Christmas Counts were begun by Frank Chapman in 1900, as an alternative to the Christmas tradition of "side hunts", in which teams, or sides, competed to see who could shoot the most game in a day. But you may not know how that tradition in turn got started. Mike Busam has an interesting article on the Christmas tradition of Hunting the Wren on the Cincinnati Birds web site.
The National Audubon Society has built on the Christmas Count tradition by conducting a series of bird counts, covering all of North America and beyond. The counts are held over a period of two and a half weeks during late December and early January. Each count is done in the course of a single calendar day, within a designated circle 15 miles in diameter. The numbers of each species present that day are tabulated, and submitted to National Audubon for publication. The results have been compiled into a database going back over a hundred years, which has been used by researchers to further our understanding of bird population dynamics. You can find more information about the data, and about all the Audubon Christmas Counts, at www.audubon.org.
Besides the "official" National Audubon Christmas Counts, many other local organizations conduct other winter bird counts.
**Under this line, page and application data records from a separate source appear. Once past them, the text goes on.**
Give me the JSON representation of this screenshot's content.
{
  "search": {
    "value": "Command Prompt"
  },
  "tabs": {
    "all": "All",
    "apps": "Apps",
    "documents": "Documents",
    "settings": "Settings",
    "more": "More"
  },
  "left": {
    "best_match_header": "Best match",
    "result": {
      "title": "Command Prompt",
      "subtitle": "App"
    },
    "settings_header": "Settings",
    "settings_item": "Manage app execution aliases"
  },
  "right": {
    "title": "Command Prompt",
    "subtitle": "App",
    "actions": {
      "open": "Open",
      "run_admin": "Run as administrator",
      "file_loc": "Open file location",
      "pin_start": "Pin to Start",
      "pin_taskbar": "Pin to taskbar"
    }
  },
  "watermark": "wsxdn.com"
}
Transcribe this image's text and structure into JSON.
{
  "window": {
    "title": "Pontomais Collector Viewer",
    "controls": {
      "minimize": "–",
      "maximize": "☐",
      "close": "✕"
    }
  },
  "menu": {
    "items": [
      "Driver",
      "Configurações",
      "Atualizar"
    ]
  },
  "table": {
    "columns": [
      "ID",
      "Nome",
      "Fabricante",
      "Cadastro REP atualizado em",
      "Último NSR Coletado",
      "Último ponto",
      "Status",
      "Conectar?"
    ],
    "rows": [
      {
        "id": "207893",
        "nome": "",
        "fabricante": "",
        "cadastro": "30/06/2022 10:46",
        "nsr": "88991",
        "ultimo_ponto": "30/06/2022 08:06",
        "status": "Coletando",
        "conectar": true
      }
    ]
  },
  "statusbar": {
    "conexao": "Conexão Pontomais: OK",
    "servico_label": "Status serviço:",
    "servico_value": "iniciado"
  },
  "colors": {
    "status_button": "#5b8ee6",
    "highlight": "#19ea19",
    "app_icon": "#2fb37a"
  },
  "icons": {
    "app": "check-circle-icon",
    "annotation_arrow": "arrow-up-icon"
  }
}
Some are based on circles, some on counties, and some on yet other criteria. Although equally enjoyable to do, the data from these counts receives far less widespread distribution, and is less useful for research purposes because it is not as standardized.
Find a Count
We have compiled information on as many winter bird counts as we could find. You can search for Ohio counts using the links found on this site, either by the name of the count or by county. If you know of other counts, National Audubon or otherwise, please write to email@example.com.